Do you have an email in-box full of messages that still need replies? While we can’t help you write everyone back, you might be able to find a little solace — and, hopefully, an end to your procrastination — in this short article from 1922 which details the exact same issue… but regarding the physical form of correspondence.
Do it now
by Mary Marshall Duffee
One of the requirements of good manners is promptness.
The man or woman who is put down as well-bred and possessed of good manners is no laggard. Not only does it show indifference and inefficiency to put things off that you know you must do some time, but it shows lack of breeding.
“I meant to write that letter acknowledging your gift, but you know how hard it is to get down to write letters theee days.”
“I certainly should have written a letter of condolence to Mary, but my address book was mislaid and I couldn’t remember her address. I’m really ashamed of myself.”
“I surely should have sent Jane that money I borrowed from her before this, but there were so many other things to attend to, and finally she had to ask for it.”
“I don’t know what Mrs Jones thinks of us. She asked us to dinner, and I didn’t get around to answering her note till the morning of the dinner.”
These statements are ones you hear repeatedly from people who fall just below par in the social life around them. They have never been taught the almost sacred obligation that rests upon us to answer invitations, pay personal debts and to write letters of condolence or congratulations with promptness. And they have never acquired the habit on their own account.
But they do not have any more time to do other things just because of this neglect. In fact, they spend as much time regretting their omissions in this regard as they would in attending to them promptly.
One young woman, and a very busy young woman she is, has made it a rule never to go to bed at night when she had a letter that called for an answer in her desk. This does not refer to correspondence, but to those letters that require promptness in answering.

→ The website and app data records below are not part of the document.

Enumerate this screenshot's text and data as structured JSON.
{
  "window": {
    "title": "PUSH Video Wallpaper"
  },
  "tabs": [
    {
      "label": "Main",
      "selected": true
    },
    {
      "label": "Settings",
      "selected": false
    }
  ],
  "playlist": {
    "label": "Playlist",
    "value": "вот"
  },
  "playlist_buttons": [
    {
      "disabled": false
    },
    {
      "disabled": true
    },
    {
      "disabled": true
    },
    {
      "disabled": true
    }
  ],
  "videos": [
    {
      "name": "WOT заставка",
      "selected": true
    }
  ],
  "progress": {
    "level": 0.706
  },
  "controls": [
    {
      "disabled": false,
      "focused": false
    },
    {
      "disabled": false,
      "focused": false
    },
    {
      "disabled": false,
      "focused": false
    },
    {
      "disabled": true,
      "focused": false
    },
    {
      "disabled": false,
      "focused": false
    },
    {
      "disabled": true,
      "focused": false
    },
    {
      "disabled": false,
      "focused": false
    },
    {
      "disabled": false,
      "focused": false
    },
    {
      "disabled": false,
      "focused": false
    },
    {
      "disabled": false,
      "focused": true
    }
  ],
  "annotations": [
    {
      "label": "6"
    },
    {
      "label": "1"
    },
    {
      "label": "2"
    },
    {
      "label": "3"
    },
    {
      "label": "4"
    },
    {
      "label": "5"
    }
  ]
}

“It doesn’t take any more time to answer a letter first as last,” she remarks, “and now that I have acquired this habit, I never have to dread an overdue correspondence that is always such a bug-a-boo to every one.”